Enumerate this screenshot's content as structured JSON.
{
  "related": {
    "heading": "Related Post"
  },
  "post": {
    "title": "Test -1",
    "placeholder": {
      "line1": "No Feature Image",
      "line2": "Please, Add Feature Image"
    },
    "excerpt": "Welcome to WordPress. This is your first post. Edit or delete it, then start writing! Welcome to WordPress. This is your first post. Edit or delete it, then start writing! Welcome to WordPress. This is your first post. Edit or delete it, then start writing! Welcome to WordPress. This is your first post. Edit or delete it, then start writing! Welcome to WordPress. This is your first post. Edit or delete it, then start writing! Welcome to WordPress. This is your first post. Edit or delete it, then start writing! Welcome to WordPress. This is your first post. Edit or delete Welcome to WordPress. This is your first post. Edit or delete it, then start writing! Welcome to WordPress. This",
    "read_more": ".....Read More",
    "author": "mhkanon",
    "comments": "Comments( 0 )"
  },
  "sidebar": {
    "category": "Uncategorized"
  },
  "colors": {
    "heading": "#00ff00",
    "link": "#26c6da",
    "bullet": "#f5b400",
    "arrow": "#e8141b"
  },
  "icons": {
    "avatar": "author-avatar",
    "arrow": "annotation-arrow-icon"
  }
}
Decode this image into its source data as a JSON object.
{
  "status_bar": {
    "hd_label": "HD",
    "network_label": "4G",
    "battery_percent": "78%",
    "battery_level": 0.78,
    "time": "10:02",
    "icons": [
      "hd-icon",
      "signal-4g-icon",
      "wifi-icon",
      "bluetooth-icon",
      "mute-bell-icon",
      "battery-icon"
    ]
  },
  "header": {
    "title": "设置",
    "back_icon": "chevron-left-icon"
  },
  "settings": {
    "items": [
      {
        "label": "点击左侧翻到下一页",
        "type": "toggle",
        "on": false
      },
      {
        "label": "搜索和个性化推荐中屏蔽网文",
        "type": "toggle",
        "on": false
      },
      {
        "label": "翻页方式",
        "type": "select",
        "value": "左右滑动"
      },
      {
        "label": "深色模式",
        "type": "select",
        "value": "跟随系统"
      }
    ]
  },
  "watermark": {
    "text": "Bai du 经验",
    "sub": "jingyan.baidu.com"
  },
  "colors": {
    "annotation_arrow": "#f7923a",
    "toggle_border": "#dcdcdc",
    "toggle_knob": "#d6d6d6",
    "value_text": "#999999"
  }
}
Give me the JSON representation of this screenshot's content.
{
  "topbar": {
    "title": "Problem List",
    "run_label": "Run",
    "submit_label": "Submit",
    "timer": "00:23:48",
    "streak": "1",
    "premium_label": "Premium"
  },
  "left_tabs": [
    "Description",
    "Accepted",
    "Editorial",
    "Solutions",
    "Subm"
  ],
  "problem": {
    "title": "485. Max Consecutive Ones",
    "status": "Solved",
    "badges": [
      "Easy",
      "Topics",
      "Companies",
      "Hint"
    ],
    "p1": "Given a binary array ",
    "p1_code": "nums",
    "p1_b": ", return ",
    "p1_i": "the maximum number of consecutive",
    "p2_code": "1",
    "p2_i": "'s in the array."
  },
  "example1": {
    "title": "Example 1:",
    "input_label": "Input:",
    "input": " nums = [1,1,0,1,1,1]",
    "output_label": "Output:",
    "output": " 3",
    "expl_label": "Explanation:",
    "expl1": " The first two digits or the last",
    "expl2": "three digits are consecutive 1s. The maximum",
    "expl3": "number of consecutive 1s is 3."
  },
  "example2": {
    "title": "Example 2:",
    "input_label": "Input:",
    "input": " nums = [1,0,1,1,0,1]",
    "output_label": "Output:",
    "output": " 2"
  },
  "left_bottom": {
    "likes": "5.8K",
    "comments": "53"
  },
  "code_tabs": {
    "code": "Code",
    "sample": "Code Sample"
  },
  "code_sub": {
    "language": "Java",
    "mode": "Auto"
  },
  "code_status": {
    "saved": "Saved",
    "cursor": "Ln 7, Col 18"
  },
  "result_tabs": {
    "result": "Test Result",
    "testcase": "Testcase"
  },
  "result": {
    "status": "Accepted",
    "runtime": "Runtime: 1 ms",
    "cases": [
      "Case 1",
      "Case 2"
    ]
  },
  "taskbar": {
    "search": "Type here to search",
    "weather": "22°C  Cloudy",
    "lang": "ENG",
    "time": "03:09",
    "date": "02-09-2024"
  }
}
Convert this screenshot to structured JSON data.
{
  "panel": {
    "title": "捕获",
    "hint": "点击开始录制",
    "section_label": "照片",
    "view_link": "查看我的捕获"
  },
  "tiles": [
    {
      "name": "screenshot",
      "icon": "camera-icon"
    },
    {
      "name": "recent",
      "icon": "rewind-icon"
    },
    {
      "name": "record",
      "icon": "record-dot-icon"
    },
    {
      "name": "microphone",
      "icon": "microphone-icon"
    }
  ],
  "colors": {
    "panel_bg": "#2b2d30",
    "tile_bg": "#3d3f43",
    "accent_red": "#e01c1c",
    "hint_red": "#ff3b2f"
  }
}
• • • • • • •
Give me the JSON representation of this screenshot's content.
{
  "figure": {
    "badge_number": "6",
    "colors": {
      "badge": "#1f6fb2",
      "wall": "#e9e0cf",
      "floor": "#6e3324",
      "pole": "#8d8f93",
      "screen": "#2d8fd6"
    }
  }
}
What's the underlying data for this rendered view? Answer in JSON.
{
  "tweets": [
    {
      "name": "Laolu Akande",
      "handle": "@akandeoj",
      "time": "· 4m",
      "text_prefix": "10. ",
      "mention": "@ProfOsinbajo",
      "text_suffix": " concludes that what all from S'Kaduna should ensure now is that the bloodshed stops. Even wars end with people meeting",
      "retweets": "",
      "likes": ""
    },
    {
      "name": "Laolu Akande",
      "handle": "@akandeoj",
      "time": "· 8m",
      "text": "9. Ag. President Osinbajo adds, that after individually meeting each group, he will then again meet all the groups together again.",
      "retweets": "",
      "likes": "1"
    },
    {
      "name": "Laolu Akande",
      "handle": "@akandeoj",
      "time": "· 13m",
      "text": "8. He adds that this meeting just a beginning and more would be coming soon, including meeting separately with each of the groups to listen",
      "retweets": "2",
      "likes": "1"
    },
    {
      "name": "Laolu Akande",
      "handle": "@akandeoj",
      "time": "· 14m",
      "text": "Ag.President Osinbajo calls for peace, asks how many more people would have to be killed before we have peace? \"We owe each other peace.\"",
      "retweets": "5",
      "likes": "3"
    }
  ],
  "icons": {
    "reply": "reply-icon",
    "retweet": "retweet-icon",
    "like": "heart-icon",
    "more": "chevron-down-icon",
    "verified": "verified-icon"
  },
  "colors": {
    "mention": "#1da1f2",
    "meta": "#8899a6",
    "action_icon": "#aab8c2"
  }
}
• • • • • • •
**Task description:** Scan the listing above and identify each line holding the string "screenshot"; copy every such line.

**Exercise output:**
Enumerate this screenshot's content as structured JSON.
Give me the JSON representation of this screenshot's content.
Convert this screenshot to structured JSON data.
      "name": "screenshot",
Give me the JSON representation of this screenshot's content.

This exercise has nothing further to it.